(The task):
Your response needs to be the data below, retyped exactly.

Dataset entries:

================

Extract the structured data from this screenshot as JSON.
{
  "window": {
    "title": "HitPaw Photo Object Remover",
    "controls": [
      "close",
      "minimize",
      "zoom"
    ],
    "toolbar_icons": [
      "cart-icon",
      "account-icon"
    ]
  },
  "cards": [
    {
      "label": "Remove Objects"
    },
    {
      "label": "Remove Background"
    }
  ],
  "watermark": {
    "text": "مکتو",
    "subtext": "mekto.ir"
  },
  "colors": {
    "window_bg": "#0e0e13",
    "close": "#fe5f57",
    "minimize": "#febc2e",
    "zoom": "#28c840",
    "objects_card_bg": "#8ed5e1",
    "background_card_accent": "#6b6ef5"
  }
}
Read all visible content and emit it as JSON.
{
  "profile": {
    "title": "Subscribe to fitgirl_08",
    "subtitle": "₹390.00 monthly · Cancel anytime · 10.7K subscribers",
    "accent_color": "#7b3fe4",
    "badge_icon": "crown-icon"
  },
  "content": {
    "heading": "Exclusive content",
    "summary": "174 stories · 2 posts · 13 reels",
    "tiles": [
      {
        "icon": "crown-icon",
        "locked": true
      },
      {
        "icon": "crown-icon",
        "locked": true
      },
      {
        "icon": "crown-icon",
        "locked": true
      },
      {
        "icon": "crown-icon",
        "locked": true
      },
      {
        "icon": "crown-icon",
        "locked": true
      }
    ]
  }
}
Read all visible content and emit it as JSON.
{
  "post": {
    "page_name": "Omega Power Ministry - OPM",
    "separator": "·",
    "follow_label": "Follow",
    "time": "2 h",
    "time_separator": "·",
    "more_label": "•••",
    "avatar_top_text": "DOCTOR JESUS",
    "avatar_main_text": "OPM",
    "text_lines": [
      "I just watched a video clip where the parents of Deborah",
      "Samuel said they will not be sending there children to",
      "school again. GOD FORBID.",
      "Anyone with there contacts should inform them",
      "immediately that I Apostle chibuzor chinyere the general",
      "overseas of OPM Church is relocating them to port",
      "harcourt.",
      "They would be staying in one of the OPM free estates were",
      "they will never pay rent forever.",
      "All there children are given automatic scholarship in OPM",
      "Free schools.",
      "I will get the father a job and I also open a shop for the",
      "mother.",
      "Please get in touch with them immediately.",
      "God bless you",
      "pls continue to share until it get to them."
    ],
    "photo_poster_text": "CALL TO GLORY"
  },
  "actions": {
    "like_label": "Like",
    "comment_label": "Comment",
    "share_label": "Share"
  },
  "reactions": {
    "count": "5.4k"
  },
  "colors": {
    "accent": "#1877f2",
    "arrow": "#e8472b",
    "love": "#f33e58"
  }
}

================

(Solution for this exercise):
Extract the structured data from this screenshot as JSON.
{
  "window": {
    "title": "HitPaw Photo Object Remover",
    "controls": [
      "close",
      "minimize",
      "zoom"
    ],
    "toolbar_icons": [
      "cart-icon",
      "account-icon"
    ]
  },
  "cards": [
    {
      "label": "Remove Objects"
    },
    {
      "label": "Remove Background"
    }
  ],
  "watermark": {
    "text": "مکتو",
    "subtext": "mekto.ir"
  },
  "colors": {
    "window_bg": "#0e0e13",
    "close": "#fe5f57",
    "minimize": "#febc2e",
    "zoom": "#28c840",
    "objects_card_bg": "#8ed5e1",
    "background_card_accent": "#6b6ef5"
  }
}
Read all visible content and emit it as JSON.
{
  "profile": {
    "title": "Subscribe to fitgirl_08",
    "subtitle": "₹390.00 monthly · Cancel anytime · 10.7K subscribers",
    "accent_color": "#7b3fe4",
    "badge_icon": "crown-icon"
  },
  "content": {
    "heading": "Exclusive content",
    "summary": "174 stories · 2 posts · 13 reels",
    "tiles": [
      {
        "icon": "crown-icon",
        "locked": true
      },
      {
        "icon": "crown-icon",
        "locked": true
      },
      {
        "icon": "crown-icon",
        "locked": true
      },
      {
        "icon": "crown-icon",
        "locked": true
      },
      {
        "icon": "crown-icon",
        "locked": true
      }
    ]
  }
}
Read all visible content and emit it as JSON.
{
  "post": {
    "page_name": "Omega Power Ministry - OPM",
    "separator": "·",
    "follow_label": "Follow",
    "time": "2 h",
    "time_separator": "·",
    "more_label": "•••",
    "avatar_top_text": "DOCTOR JESUS",
    "avatar_main_text": "OPM",
    "text_lines": [
      "I just watched a video clip where the parents of Deborah",
      "Samuel said they will not be sending there children to",
      "school again. GOD FORBID.",
      "Anyone with there contacts should inform them",
      "immediately that I Apostle chibuzor chinyere the general",
      "overseas of OPM Church is relocating them to port",
      "harcourt.",
      "They would be staying in one of the OPM free estates were",
      "they will never pay rent forever.",
      "All there children are given automatic scholarship in OPM",
      "Free schools.",
      "I will get the father a job and I also open a shop for the",
      "mother.",
      "Please get in touch with them immediately.",
      "God bless you",
      "pls continue to share until it get to them."
    ],
    "photo_poster_text": "CALL TO GLORY"
  },
  "actions": {
    "like_label": "Like",
    "comment_label": "Comment",
    "share_label": "Share"
  },
  "reactions": {
    "count": "5.4k"
  },
  "colors": {
    "accent": "#1877f2",
    "arrow": "#e8472b",
    "love": "#f33e58"
  }
}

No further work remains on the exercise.